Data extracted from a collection
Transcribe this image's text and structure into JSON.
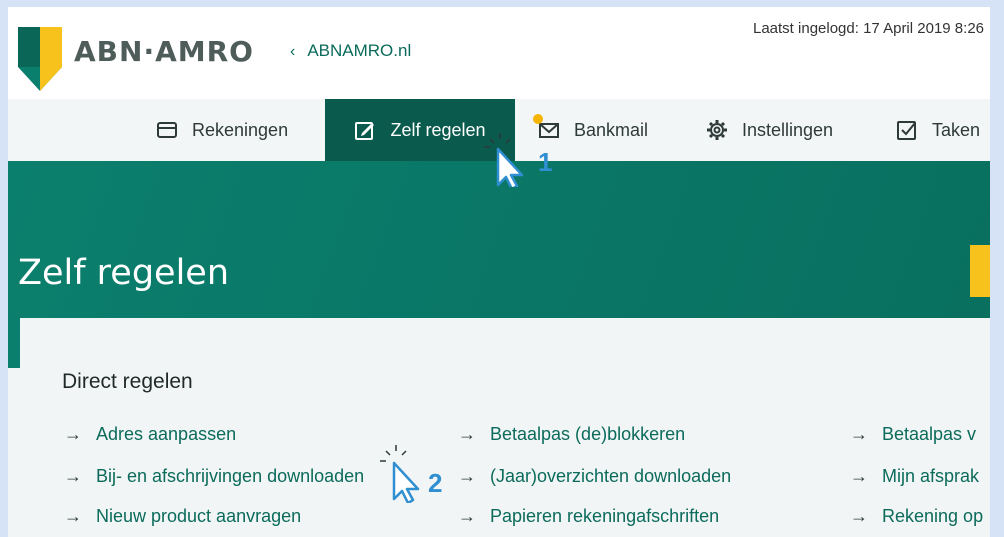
{
  "header": {
    "logo_text": "ABN·AMRO",
    "back_link": "ABNAMRO.nl",
    "last_login": "Laatst ingelogd: 17 April 2019 8:26"
  },
  "nav": {
    "items": [
      {
        "label": "Rekeningen",
        "icon": "card-icon"
      },
      {
        "label": "Zelf regelen",
        "icon": "edit-icon",
        "active": true
      },
      {
        "label": "Bankmail",
        "icon": "mail-icon"
      },
      {
        "label": "Instellingen",
        "icon": "gear-icon"
      },
      {
        "label": "Taken",
        "icon": "checkbox-icon"
      }
    ]
  },
  "banner": {
    "title": "Zelf regelen"
  },
  "content": {
    "section_title": "Direct regelen",
    "links": [
      [
        "Adres aanpassen",
        "Betaalpas (de)blokkeren",
        "Betaalpas v"
      ],
      [
        "Bij- en afschrijvingen downloaden",
        "(Jaar)overzichten downloaden",
        "Mijn afsprak"
      ],
      [
        "Nieuw product aanvragen",
        "Papieren rekeningafschriften",
        "Rekening op"
      ]
    ]
  },
  "annotations": {
    "step1": "1",
    "step2": "2"
  },
  "colors": {
    "brand_green": "#0b7f6d",
    "nav_active": "#0a5a4d",
    "cta_yellow": "#f6c21b",
    "annotation_blue": "#2f8fd0",
    "notification_dot": "#f5b400"
  }
}
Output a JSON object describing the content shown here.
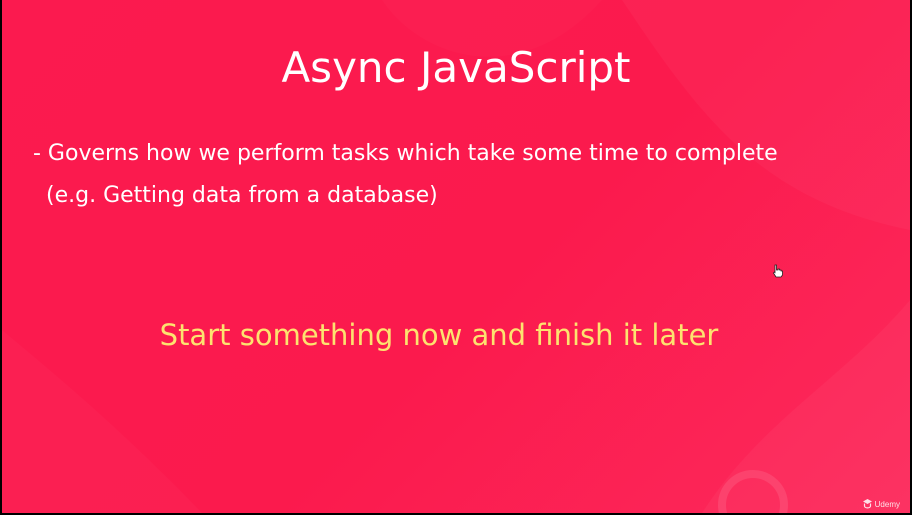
{
  "slide": {
    "title": "Async JavaScript",
    "bullet_line_1": "- Governs how we perform tasks which take some time to complete",
    "bullet_line_2": "(e.g. Getting data from a database)",
    "highlight": "Start something now and finish it later",
    "watermark": "Udemy"
  },
  "colors": {
    "background": "#fb1a4f",
    "title_text": "#ffffff",
    "highlight_text": "#fde36f"
  },
  "icons": {
    "cursor": "hand-pointer-icon",
    "watermark": "udemy-logo-icon"
  }
}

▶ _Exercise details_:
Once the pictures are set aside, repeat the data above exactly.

▶ _Your solution_:
Transcribe this image's text and structure into JSON.
{
  "header": {
    "logo_text": "ABN·AMRO",
    "back_link": "ABNAMRO.nl",
    "last_login": "Laatst ingelogd: 17 April 2019 8:26"
  },
  "nav": {
    "items": [
      {
        "label": "Rekeningen",
        "icon": "card-icon"
      },
      {
        "label": "Zelf regelen",
        "icon": "edit-icon",
        "active": true
      },
      {
        "label": "Bankmail",
        "icon": "mail-icon"
      },
      {
        "label": "Instellingen",
        "icon": "gear-icon"
      },
      {
        "label": "Taken",
        "icon": "checkbox-icon"
      }
    ]
  },
  "banner": {
    "title": "Zelf regelen"
  },
  "content": {
    "section_title": "Direct regelen",
    "links": [
      [
        "Adres aanpassen",
        "Betaalpas (de)blokkeren",
        "Betaalpas v"
      ],
      [
        "Bij- en afschrijvingen downloaden",
        "(Jaar)overzichten downloaden",
        "Mijn afsprak"
      ],
      [
        "Nieuw product aanvragen",
        "Papieren rekeningafschriften",
        "Rekening op"
      ]
    ]
  },
  "annotations": {
    "step1": "1",
    "step2": "2"
  },
  "colors": {
    "brand_green": "#0b7f6d",
    "nav_active": "#0a5a4d",
    "cta_yellow": "#f6c21b",
    "annotation_blue": "#2f8fd0",
    "notification_dot": "#f5b400"
  }
}
Output a JSON object describing the content shown here.
{
  "slide": {
    "title": "Async JavaScript",
    "bullet_line_1": "- Governs how we perform tasks which take some time to complete",
    "bullet_line_2": "(e.g. Getting data from a database)",
    "highlight": "Start something now and finish it later",
    "watermark": "Udemy"
  },
  "colors": {
    "background": "#fb1a4f",
    "title_text": "#ffffff",
    "highlight_text": "#fde36f"
  },
  "icons": {
    "cursor": "hand-pointer-icon",
    "watermark": "udemy-logo-icon"
  }
}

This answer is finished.